• Exercise:
In the records below, find each line that holds "Thresholds" and return it.

[Stored data]

/---

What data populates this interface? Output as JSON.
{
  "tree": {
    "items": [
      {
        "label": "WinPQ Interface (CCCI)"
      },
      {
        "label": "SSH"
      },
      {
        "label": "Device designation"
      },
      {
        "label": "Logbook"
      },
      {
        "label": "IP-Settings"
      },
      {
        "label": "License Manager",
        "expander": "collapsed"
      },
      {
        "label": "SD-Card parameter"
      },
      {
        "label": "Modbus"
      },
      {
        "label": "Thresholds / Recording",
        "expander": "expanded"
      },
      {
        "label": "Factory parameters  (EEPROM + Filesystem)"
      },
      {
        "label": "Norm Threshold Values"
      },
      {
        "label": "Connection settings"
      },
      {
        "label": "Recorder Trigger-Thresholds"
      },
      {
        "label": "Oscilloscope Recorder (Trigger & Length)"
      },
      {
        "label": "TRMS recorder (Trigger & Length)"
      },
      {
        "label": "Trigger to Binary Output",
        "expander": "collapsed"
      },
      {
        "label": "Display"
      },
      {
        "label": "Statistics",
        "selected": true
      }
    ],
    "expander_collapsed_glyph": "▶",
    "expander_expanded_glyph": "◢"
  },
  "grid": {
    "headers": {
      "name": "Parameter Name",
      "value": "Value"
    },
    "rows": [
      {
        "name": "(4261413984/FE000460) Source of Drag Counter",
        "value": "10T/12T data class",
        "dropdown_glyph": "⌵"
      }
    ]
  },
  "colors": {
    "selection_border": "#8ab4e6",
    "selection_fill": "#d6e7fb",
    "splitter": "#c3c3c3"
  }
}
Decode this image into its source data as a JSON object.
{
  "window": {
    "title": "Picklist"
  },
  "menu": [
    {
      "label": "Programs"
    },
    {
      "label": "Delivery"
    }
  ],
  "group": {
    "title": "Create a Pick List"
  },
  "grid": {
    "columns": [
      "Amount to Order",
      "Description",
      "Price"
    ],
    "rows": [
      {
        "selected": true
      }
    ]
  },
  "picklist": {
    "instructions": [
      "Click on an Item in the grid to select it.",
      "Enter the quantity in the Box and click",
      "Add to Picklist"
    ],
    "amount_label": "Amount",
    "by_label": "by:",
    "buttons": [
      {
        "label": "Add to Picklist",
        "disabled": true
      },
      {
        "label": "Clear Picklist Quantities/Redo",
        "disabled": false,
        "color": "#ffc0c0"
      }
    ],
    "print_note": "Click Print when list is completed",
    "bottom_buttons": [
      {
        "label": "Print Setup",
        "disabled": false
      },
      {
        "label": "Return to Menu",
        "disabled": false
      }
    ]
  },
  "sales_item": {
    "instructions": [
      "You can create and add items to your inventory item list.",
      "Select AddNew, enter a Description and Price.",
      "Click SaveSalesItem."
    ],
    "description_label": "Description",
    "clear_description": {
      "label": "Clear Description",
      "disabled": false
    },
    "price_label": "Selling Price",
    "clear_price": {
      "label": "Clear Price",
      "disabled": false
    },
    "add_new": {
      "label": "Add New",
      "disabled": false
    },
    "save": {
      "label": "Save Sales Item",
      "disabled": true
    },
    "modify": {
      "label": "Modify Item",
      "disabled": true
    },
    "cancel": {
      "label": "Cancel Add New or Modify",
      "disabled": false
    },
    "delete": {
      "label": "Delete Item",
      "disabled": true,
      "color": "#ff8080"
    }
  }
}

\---

• Response to the task:
        "label": "Thresholds / Recording",
        "label": "Recorder Trigger-Thresholds"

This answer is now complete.